JOHNSON CITY, Tenn. (WJHL) — It is not just COVID-19 health leaders are worried about as we head into the holidays — influenza is making its return.
Since the end of September, Ballad Health reports their hospitals have seen 283 total patients admitted for treatment of the flu. They expect the number of cases in the community is higher.
December is historically the peak month for widespread flu. However, this time last year it was not the case with a virtually nonexistent flu season.
“We truly did prevent flu through our COVID measures. This year we are not seeing that. We were masking a little bit more, people were very careful around Christmas, there were fewer gatherings,” said Ballad Chief Infection Prevention Officer Jamie Swift.

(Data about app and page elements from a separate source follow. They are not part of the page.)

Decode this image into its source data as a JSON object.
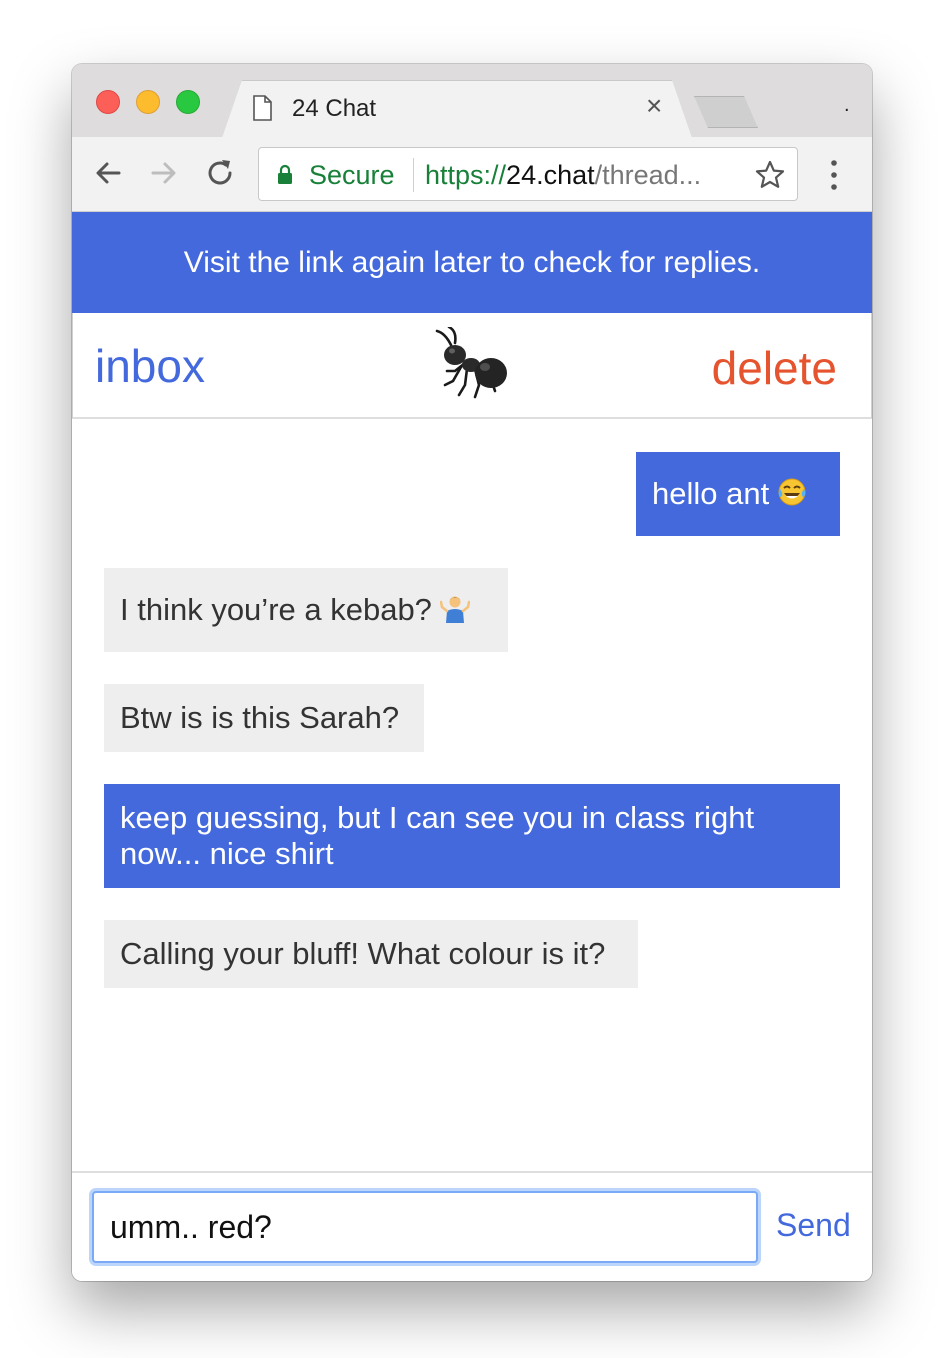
{
  "browser": {
    "tab_title": "24 Chat",
    "tab_close": "×",
    "strip_dot": ".",
    "secure_label": "Secure",
    "url_scheme": "https://",
    "url_host": "24.chat",
    "url_path": "/thread..."
  },
  "banner": {
    "text": "Visit the link again later to check for replies."
  },
  "header": {
    "inbox_label": "inbox",
    "avatar_icon": "ant-emoji-icon",
    "delete_label": "delete"
  },
  "messages": [
    {
      "direction": "sent",
      "text": "hello ant",
      "emoji": "tears-of-joy-emoji-icon"
    },
    {
      "direction": "received",
      "text": "I think you’re a kebab?",
      "emoji": "person-shrugging-emoji-icon"
    },
    {
      "direction": "received",
      "text": "Btw is is this Sarah?"
    },
    {
      "direction": "sent",
      "text": "keep guessing, but I can see you in class right now... nice shirt"
    },
    {
      "direction": "received",
      "text": "Calling your bluff! What colour is it?"
    }
  ],
  "composer": {
    "input_value": "umm.. red?",
    "send_label": "Send"
  },
  "colors": {
    "accent": "#4369dd",
    "delete": "#e5542e",
    "received_bubble": "#eeeeee",
    "secure_green": "#188038"
  }
}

Local health leaders say our region will see the flu this year, in fact they are already seeing cases climb.
Swift says the dominant strain of flu this year is of particular concern.
“Anytime you have an H3N2 season, it’s a pretty severe season. You end up with a lot of emergency room visits, some more hospitalization. Typically, H3N2 is not a good match to the vaccine,” Swift said.

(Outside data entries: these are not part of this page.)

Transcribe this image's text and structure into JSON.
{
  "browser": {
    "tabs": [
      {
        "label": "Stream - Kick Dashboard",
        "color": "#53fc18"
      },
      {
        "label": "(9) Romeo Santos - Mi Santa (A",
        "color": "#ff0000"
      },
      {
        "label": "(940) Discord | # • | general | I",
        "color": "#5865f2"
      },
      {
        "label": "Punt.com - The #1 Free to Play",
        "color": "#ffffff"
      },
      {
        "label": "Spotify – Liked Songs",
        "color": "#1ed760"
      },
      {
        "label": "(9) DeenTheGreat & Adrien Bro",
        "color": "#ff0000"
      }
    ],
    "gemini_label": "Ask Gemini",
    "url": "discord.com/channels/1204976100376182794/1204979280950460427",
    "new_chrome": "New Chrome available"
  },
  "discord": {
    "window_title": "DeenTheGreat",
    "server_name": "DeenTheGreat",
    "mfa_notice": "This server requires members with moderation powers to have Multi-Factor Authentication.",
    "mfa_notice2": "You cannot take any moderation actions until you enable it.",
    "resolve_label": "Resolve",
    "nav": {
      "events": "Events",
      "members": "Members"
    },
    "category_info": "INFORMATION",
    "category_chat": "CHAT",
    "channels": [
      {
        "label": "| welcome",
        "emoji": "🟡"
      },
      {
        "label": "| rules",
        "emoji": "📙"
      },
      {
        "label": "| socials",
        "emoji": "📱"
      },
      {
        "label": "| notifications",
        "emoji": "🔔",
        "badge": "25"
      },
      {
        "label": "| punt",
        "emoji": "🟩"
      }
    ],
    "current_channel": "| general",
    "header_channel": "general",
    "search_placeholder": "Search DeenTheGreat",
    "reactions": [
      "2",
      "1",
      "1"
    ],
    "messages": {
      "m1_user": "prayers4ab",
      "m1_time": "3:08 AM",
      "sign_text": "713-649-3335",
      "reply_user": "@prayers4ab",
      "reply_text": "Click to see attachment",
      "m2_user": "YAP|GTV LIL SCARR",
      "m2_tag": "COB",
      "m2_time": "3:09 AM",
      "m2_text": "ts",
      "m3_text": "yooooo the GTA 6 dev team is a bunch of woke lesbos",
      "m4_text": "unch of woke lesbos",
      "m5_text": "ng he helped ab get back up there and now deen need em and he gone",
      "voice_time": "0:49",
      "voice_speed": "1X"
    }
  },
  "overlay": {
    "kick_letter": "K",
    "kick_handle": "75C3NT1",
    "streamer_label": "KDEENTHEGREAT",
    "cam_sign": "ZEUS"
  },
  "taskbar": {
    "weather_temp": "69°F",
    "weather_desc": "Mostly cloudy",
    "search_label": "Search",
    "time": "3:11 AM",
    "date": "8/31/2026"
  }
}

Swift says though, this does not mean to skip the flu shot. She encourages everyone to get vaccinated as it will provide protection from several less dominant strains and milder symptoms in most cases of a positive test.

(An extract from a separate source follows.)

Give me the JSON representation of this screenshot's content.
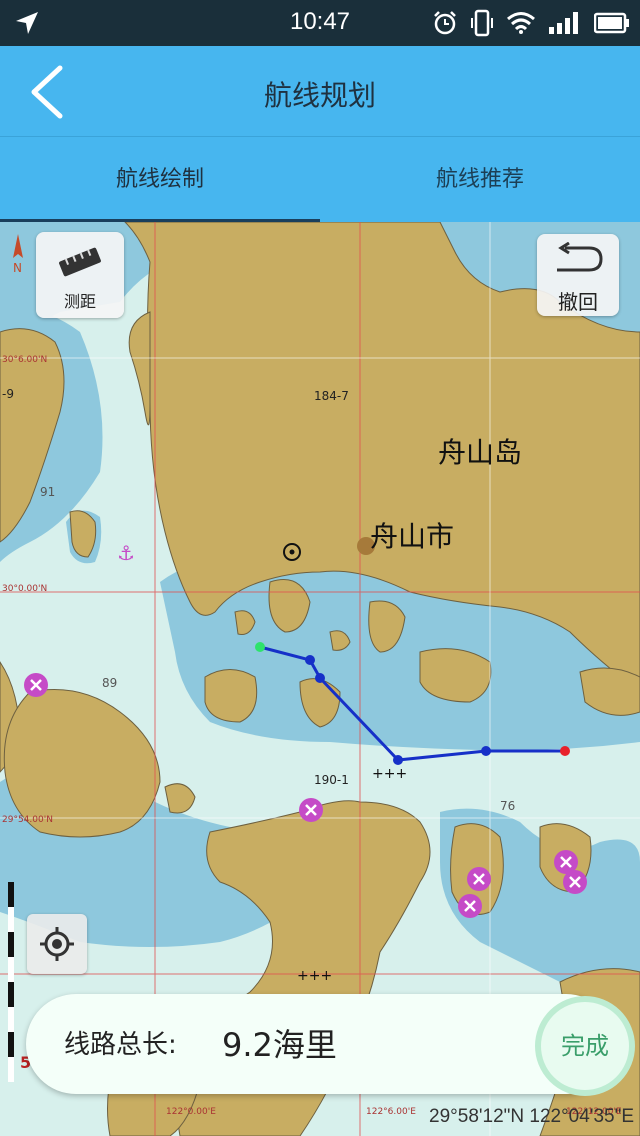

With flu spreading and the highly transmissible omicron variant of COVID-19 making up for most new nationwide cases, health leaders say our hospitals will feel the strain. Health leaders call it a “twin-demic,” fearing an explosion of both diseases at the same time.
“First and foremost our concern is going to be around those emergency rooms and the wait times,” said Swift.
“There is a lot of widespread flu activity going on right now. The combination of flu with the omicron variant potentially affecting our team members has us very concerned,” said Ballad CEO Alan Levine.
Levine said the hospital system is preparing to balance flu and COVID as they see numbers of flu rising week-by-week locally.
“Two weeks ago we had 26 ER and inpatient visits of patients with the flu. This week that just ended, Saturday, we had 171 in the ER or admitted,” said Levine.
Swift says in light of this, it is a smart idea to return to wearing a mask and staying socially distant in public.
“Given the trajectory of flu and COVID, I have gone back to masking. It really is time to go back to those full prevention measures,” she said. “I am pleading with people to please get vaccinated this week. For flu, COVID, get your booster. Get as much protection as you can,” said Swift.